Ned Price, US State Department spokesman, on Wednesday, urged Afghanistan’s neighbors to play a constructive role in Afghan peace talks “in order for there to be a just and durable peace” in the country.
“What Iran is trying to do or is in the process of doing by hosting this meeting may well be constructive. I think the jury is still out. This is obviously not something we have discussed with the Iranians, other than by public–by making the point very publicly that Afghanistan’s neighbors need to be responsible stakeholders,” Price said.
“For too long, many of Afghanistan’s neighbors have been happy to see the United States engaged and the United States alone engaged. If there is to be a just and durable settlement and a comprehensive ceasefire, it needs to be supported, supported by Afghanistan’s neighbors. And we hope to see them act responsibly,” he said.
On Wednesday, a Taliban delegation led by the group’s negotiator Shir Mohammad Abbas Stanikzai met in Tehran with Iranian Foreign Minister Mohammad Javad Zarif and other senior Iranian officials.
The Taliban delegation is expected to also meet with a group of Afghan politicians led by former vice president Younus Qanooni, who travelled there from Kabul.
The Taliban’s spokesman in Doha, Mohammad Naeem, on Twitter said that the Taliban delegation will hold talks with Iranian officials on bilateral issues.
“We are very proud that we remained alongside our Afghan brothers and sisters during the jihad of the Afghan people against the foreign invasion,” said Iranian Foreign Minister Mohammad Javad Zarif in a meeting with the Taliban delegation in Tehran.
The US State Department spokesman also said that Afghanistan’s neighbors “need to use their influence in ways that are positive, in ways that are constructive, in ways that promote the cause of peace, in ways that support the people of Afghanistan.”
“We know that regional consensus and support for an Afghan-led, Afghan-owned peace process, it’s important for enduring peace. When it comes to the recent violence, this is something obviously we have spoken to quite a bit, and the point remains that no government that might come to power in Afghanistan through the use of force, at the barrel of a gun, will have legitimacy or the support, and that can be especially critical, from the international community,” he said.
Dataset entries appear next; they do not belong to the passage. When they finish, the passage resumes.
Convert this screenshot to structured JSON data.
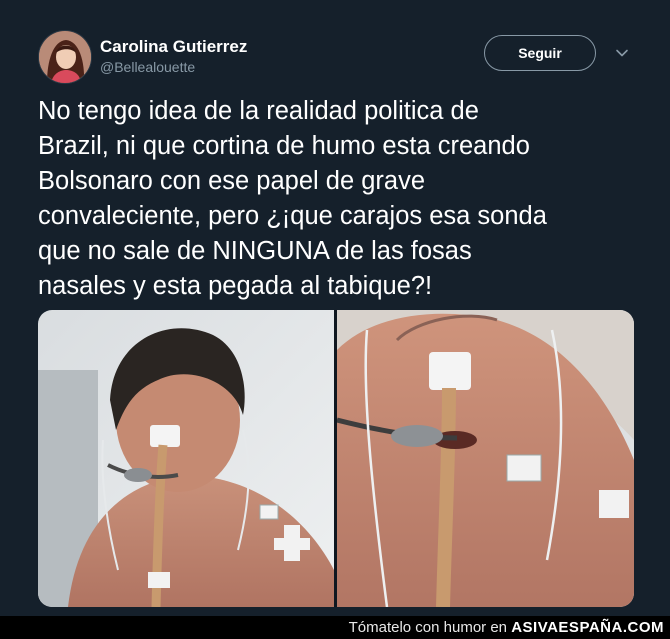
{
  "tweet": {
    "author_name": "Carolina Gutierrez",
    "author_handle": "@Bellealouette",
    "follow_label": "Seguir",
    "text_lines": [
      "No tengo idea de la realidad politica de",
      "Brazil, ni que cortina de humo esta creando",
      "Bolsonaro con ese papel de grave",
      "convaleciente, pero ¿¡que carajos esa sonda",
      "que no sale de NINGUNA de las fosas",
      "nasales y esta pegada al tabique?!"
    ],
    "media": {
      "icons": [
        "photo-left",
        "photo-right"
      ]
    }
  },
  "footer": {
    "tagline": "Tómatelo con humor en",
    "brand": "ASIVAESPAÑA.COM"
  },
  "colors": {
    "background": "#15202b",
    "text": "#ffffff",
    "muted": "#8899a6",
    "footer_bg": "#000000"
  }
}
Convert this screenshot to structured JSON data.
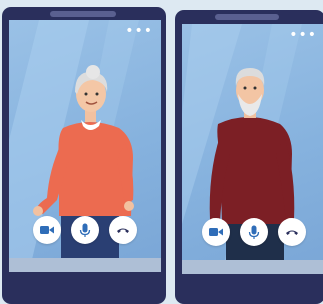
{
  "colors": {
    "phone_frame": "#2a2f5c",
    "screen_bg": "#8fb8e1",
    "button_bg": "#ffffff",
    "icon_blue": "#2f6db8",
    "icon_dark": "#2a2f5c"
  },
  "calls": [
    {
      "menu_icon": "more-dots-icon",
      "menu_glyph": "•••",
      "person": "elderly-woman",
      "controls": [
        "video-camera-icon",
        "microphone-icon",
        "hang-up-phone-icon"
      ]
    },
    {
      "menu_icon": "more-dots-icon",
      "menu_glyph": "•••",
      "person": "elderly-man",
      "controls": [
        "video-camera-icon",
        "microphone-icon",
        "hang-up-phone-icon"
      ]
    }
  ]
}
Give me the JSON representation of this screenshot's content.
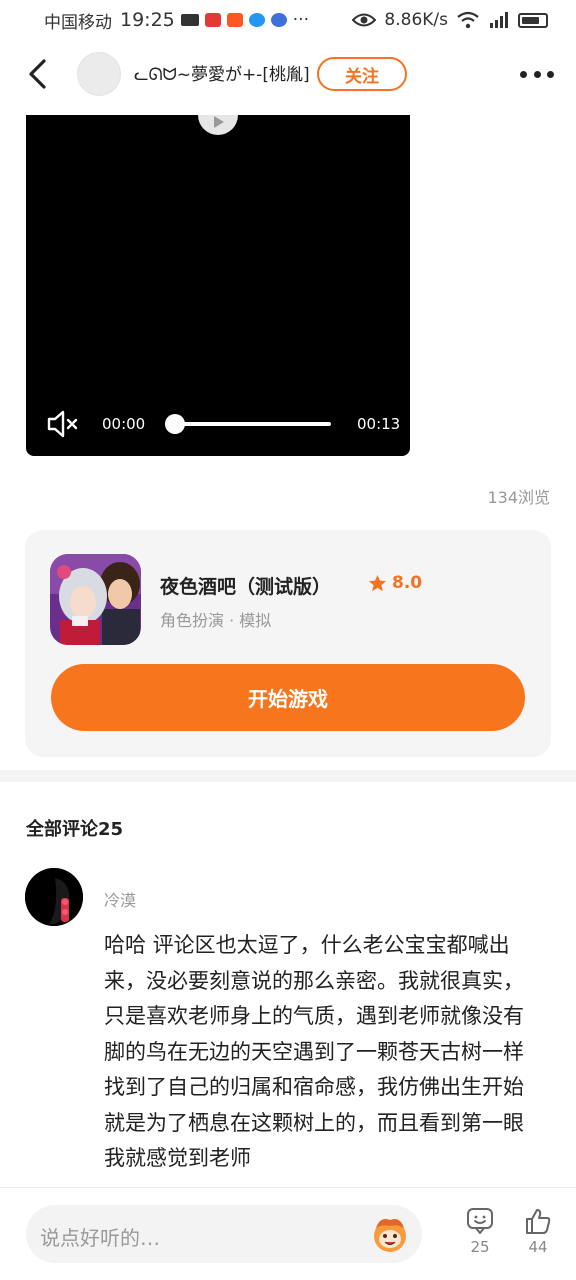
{
  "status_bar": {
    "carrier": "中国移动",
    "time": "19:25",
    "more_indicator": "···",
    "network_speed": "8.86K/s",
    "battery_level_percent": 75
  },
  "header": {
    "author_name": "ᓚᘏᗢ~夢愛が+-[桃胤]",
    "follow_label": "关注"
  },
  "video": {
    "current_time": "00:00",
    "duration": "00:13",
    "progress_percent": 0
  },
  "views_text": "134浏览",
  "game": {
    "title": "夜色酒吧（测试版）",
    "rating": "8.0",
    "tags": "角色扮演 · 模拟",
    "start_label": "开始游戏"
  },
  "comments": {
    "header": "全部评论25",
    "items": [
      {
        "username": "冷漠",
        "text": "哈哈 评论区也太逗了，什么老公宝宝都喊出来，没必要刻意说的那么亲密。我就很真实，只是喜欢老师身上的气质，遇到老师就像没有脚的鸟在无边的天空遇到了一颗苍天古树一样找到了自己的归属和宿命感，我仿佛出生开始就是为了栖息在这颗树上的，而且看到第一眼我就感觉到老师"
      }
    ]
  },
  "bottom_bar": {
    "input_placeholder": "说点好听的…",
    "comment_count": "25",
    "like_count": "44"
  },
  "colors": {
    "accent": "#f7751c",
    "muted": "#999999"
  },
  "icons": [
    "back-arrow-icon",
    "more-dots-icon",
    "play-icon",
    "mute-icon",
    "star-icon",
    "emoji-icon",
    "comment-icon",
    "thumbs-up-icon"
  ]
}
“Nor would a government that comes to power by force have the support of the people of Afghanistan. And what we ultimately hope to help support and will seek to help support is a just and durable settlement,” he mentioned.
“Every party has an interest in a settlement being durable. The Afghan people have been burdened and, in many cases, brutalized by 40 years of civil war. The United States is supporting the efforts ongoing in Doha right now between the parties, where the parties are in fact still meeting, still talking, to see to it that we can have a just and durable settlement and a comprehensive ceasefire to finally see an end to this violence,” he added.
On Tuesday, the United States Central Command (CENTCOM) confirmed in a statement that the US has completed “more than 90 percent” of its withdrawal from Afghanistan.
This follows the US and coalition forces pullout from Bagram Airfield, which for nearly 20 years was the largest US base in Afghanistan.
“As of July 5, Department of Defense has retrograded the equivalent of approximately 984 C-17 aircraft- loads of material out of Afghanistan and has turned over nearly 17,074 pieces of equipment to the Defense Logistics Agency for disposition,” the release stated.
CENTCOM did not say how many US troops remain in Afghanistan. Between 2,500 and 3,500 were in the country when President Joe Biden announced in April that all US forces would withdraw by Sept. 11, according to reports.
About 650 troops are expected to remain to protect the US Embassy in Kabul, while others may be deployed to protect the capital’s airport alongside Turkish troops, according to reports.